● **Records shown**:

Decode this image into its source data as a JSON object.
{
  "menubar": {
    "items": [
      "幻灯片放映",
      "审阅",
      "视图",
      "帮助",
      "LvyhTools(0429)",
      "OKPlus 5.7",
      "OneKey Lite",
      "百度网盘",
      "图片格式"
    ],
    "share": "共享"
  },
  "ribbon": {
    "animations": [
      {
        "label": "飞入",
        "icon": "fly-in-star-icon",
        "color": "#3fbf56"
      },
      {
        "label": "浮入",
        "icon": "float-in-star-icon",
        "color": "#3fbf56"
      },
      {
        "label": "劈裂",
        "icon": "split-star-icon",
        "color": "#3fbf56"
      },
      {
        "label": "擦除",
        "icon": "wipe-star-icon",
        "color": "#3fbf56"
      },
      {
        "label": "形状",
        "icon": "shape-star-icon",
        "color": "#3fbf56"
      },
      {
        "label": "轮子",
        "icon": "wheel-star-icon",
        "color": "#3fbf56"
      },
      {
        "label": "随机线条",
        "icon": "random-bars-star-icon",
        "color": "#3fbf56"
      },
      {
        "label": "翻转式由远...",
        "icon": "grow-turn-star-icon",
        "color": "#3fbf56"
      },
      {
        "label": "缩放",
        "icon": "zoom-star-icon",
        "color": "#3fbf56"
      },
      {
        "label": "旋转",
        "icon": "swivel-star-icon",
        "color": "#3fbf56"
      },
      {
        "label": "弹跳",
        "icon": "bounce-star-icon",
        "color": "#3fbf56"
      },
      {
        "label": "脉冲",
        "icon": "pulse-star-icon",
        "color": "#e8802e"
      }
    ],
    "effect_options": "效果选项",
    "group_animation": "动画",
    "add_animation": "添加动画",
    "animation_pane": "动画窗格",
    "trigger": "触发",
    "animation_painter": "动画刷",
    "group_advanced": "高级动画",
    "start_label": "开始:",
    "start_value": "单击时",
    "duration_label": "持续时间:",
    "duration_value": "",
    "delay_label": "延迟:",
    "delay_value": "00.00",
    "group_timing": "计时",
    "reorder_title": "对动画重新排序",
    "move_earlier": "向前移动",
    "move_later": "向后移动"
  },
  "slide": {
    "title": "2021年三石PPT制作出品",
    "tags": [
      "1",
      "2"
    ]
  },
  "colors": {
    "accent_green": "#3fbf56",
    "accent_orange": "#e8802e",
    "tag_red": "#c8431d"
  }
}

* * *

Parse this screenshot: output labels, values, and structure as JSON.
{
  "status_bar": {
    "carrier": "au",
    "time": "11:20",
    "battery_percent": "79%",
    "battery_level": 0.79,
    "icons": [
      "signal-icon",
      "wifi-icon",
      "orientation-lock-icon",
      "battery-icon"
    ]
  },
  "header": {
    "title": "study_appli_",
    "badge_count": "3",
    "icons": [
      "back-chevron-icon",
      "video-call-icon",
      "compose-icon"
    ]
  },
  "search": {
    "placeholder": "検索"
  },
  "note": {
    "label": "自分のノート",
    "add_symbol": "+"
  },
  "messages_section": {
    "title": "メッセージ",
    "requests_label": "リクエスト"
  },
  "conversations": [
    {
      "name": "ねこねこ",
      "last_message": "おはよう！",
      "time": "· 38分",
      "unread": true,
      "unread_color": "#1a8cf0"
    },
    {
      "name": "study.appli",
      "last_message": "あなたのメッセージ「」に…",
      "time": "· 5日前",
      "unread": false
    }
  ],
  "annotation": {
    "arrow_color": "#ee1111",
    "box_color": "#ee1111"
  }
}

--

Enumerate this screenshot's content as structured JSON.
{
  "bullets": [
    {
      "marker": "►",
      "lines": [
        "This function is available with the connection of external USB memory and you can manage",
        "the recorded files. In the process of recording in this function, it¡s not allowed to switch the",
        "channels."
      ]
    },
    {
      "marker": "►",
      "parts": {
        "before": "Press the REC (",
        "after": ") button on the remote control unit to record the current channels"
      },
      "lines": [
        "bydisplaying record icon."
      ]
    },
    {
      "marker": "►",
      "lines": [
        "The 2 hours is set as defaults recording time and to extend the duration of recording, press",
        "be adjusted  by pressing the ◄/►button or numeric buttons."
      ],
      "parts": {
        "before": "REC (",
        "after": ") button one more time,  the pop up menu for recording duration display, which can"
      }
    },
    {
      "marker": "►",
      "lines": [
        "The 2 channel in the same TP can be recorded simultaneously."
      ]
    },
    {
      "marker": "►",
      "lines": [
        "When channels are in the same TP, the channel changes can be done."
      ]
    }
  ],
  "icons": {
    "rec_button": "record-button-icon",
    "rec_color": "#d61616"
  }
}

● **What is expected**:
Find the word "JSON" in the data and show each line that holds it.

● **Your solution**:
Decode this image into its source data as a JSON object.
Parse this screenshot: output labels, values, and structure as JSON.
Enumerate this screenshot's content as structured JSON.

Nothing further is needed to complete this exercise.